I used to watch news stories involving courtrooms and wonder about the plaintiffs. I watched them descend the building stairs surrounded by cameras and eager reporters.

I wondered about the verdict and their emotions and always said a little prayer thanking God it wasn't me.

Yesterday I experienced something that connected me with the people I've watched from a distance. Chris and I had a telephone hearing with a panel of doctors and insurance representatives to plead our case. We have found medical help for our mold exposure outside of our "network." We would like our carrier's support. The difference between us and other "victims" is that no one has lost their life as of yet and no one tried to hurt us. Ever. Even the doctors who suggested psychological evaluation weren't trying to hurt us. They simply didn't know.

Still, recounting our story was painful. Far more painful than I expected. Our goal was to be non-emotional. Present the facts. It went fine until I talked about Reagan and his suffering. I still can't talk about those late nights. And after I finished, there was silence. We were done. We had presented our case in 13 minutes. We were alloted 15.

I thought I would feel different. Relieved. Hopeful. I expected a catharsis.

I felt none of that. Only sadness and sorrow.

Now I understand. It's painful reliving the past. That's what the victims on television alway say. It's not the verdict.
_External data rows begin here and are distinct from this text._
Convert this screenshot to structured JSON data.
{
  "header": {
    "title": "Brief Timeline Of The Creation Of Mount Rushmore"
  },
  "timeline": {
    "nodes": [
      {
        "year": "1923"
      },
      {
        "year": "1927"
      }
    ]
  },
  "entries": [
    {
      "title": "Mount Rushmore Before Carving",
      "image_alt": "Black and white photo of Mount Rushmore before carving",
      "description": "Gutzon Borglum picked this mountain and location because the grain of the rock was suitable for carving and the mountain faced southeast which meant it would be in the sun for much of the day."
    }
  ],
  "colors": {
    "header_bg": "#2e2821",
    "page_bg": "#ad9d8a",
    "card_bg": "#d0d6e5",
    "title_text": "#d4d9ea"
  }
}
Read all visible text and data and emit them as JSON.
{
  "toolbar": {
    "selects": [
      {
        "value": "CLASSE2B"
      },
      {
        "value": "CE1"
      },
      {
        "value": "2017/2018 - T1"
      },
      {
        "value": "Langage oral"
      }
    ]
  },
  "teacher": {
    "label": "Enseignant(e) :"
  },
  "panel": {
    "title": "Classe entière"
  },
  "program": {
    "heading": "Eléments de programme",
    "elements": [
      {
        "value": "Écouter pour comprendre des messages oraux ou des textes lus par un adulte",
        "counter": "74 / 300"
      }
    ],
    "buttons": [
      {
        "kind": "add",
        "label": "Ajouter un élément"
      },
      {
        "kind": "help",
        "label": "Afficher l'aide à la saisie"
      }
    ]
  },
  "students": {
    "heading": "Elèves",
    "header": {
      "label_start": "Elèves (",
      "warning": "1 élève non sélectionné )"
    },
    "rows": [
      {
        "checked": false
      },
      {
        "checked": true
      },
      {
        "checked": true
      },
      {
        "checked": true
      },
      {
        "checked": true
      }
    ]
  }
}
It's the pain.

Now I understand why we suffer and go through hard times. It's to connect us with others. Even from a distance.